Aim of the task:
Wherever "JSON" appears in a line of the listing, that line should be returned.
————————
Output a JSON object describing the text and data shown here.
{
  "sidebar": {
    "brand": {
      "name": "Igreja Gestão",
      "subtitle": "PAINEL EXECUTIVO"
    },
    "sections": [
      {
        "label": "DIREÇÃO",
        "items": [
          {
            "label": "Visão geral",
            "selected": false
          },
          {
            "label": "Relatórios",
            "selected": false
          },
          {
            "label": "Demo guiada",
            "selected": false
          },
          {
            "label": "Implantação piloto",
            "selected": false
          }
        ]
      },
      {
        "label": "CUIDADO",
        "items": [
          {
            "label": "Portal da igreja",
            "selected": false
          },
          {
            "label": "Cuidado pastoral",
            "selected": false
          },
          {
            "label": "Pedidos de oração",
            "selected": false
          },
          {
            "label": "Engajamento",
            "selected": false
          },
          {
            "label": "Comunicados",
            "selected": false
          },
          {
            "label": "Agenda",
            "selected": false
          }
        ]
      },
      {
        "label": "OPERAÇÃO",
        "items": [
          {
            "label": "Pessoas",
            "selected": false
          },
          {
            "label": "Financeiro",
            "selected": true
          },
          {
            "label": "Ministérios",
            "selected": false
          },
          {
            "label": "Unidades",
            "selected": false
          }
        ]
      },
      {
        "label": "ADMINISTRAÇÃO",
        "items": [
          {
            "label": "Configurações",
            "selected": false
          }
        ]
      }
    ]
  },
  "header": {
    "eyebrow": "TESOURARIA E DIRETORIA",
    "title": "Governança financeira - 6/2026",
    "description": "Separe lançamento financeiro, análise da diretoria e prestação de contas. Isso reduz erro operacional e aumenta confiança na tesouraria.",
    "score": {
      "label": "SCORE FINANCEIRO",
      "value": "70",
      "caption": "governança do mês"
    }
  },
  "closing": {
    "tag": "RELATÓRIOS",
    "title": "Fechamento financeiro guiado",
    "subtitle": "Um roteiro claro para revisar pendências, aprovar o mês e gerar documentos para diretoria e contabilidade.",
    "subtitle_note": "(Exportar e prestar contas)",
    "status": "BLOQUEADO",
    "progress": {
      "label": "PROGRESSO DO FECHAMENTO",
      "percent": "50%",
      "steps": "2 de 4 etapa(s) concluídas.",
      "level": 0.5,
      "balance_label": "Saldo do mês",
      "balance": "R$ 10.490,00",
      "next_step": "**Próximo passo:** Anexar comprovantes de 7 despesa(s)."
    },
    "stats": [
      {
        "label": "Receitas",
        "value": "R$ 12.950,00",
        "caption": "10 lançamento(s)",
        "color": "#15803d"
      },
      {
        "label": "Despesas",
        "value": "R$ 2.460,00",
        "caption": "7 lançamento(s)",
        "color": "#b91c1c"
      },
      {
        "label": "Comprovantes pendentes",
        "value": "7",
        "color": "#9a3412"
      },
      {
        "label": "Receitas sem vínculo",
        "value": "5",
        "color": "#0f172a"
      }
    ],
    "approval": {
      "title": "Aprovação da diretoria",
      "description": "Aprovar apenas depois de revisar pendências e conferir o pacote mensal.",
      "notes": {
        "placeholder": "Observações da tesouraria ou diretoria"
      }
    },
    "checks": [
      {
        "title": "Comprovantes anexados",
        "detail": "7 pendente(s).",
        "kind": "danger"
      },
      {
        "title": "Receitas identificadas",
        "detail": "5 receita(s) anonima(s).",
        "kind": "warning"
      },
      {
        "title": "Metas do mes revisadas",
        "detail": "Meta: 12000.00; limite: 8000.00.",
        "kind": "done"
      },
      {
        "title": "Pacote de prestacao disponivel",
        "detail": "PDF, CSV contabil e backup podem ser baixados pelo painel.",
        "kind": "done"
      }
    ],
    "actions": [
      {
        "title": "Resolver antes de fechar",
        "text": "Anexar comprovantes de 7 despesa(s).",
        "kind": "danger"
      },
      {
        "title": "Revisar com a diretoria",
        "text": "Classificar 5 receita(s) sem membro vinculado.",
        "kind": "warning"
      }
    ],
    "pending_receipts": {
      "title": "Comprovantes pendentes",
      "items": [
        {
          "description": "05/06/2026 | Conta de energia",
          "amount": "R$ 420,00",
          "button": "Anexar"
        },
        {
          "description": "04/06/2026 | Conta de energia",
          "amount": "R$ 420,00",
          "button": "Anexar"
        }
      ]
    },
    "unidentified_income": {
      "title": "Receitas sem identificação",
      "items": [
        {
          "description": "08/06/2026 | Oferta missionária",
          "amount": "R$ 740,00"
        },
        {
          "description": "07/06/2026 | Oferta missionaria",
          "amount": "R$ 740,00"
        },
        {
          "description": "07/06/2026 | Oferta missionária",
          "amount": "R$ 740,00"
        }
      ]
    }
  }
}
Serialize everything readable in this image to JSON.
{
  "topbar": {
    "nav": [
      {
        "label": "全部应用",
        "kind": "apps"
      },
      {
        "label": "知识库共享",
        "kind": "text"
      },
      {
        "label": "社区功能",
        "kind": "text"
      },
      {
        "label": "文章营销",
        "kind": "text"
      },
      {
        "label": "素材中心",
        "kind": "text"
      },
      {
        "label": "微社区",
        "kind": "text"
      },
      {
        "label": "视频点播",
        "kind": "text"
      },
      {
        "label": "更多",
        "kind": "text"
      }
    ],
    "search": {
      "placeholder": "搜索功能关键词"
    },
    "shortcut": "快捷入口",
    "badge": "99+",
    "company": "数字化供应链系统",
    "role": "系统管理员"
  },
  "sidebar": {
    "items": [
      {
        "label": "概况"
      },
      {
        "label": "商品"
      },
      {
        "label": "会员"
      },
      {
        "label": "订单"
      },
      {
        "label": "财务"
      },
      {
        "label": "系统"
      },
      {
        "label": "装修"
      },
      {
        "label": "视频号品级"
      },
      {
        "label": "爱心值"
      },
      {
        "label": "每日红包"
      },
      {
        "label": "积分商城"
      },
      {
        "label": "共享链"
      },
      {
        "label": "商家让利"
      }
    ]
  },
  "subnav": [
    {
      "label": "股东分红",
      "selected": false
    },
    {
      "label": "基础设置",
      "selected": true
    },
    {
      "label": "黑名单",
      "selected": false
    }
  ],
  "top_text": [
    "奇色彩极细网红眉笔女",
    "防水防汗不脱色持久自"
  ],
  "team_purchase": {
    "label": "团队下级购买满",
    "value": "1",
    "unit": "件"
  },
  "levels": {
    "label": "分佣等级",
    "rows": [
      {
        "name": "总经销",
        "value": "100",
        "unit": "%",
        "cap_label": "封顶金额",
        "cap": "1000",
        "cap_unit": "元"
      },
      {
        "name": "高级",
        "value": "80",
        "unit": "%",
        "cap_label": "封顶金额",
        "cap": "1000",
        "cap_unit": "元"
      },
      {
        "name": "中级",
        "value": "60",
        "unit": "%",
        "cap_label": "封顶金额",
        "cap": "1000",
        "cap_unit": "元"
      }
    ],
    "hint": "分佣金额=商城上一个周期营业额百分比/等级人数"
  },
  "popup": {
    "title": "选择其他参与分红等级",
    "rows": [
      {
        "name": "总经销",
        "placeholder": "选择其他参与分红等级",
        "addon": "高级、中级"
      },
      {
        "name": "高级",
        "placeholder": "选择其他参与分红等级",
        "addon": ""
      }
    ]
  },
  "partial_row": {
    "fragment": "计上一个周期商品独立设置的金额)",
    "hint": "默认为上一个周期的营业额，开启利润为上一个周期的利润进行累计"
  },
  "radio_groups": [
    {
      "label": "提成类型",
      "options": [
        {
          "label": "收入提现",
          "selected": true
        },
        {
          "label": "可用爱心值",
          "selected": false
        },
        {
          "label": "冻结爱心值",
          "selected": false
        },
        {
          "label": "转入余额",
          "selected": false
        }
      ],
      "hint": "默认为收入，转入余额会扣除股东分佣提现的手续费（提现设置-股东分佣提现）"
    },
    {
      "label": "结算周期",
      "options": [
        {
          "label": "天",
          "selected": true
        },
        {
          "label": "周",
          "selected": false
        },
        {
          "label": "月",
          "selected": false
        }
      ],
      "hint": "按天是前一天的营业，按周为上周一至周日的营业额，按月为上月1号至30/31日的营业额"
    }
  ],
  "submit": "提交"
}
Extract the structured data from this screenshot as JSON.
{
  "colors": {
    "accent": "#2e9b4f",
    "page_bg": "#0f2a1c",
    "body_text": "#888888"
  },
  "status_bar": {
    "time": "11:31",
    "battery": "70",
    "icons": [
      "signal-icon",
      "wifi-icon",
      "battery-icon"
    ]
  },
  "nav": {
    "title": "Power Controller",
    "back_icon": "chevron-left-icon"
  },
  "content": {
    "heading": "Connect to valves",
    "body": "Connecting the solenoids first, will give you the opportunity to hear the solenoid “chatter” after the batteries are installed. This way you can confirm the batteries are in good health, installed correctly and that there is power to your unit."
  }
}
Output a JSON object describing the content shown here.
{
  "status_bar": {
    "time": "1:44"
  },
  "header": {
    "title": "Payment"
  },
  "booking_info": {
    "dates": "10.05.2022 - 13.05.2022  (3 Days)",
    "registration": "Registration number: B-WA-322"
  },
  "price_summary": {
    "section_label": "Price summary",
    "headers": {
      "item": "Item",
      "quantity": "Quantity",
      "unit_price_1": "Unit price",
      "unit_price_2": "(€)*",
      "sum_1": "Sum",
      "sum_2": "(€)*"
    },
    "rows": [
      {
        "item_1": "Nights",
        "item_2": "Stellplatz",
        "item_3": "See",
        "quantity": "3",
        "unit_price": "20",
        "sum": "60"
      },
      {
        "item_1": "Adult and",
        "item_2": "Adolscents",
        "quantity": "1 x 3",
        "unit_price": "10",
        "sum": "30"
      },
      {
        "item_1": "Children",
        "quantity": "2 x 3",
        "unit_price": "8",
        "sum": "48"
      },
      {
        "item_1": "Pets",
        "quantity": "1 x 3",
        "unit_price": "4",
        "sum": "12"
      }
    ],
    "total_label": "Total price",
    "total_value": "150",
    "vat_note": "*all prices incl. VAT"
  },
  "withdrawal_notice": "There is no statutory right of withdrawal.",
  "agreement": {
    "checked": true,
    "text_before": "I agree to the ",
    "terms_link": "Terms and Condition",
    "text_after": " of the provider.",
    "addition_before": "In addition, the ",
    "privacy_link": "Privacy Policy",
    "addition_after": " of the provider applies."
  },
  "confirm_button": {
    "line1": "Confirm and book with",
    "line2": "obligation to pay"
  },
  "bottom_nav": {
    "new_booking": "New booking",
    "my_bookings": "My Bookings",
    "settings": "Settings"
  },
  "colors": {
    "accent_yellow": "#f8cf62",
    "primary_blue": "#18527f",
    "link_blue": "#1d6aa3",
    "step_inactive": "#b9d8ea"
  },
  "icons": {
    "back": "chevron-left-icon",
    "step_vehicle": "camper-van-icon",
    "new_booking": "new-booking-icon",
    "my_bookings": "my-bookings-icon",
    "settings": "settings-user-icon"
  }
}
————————
Solved problem:
Output a JSON object describing the text and data shown here.
Serialize everything readable in this image to JSON.
Extract the structured data from this screenshot as JSON.
Output a JSON object describing the content shown here.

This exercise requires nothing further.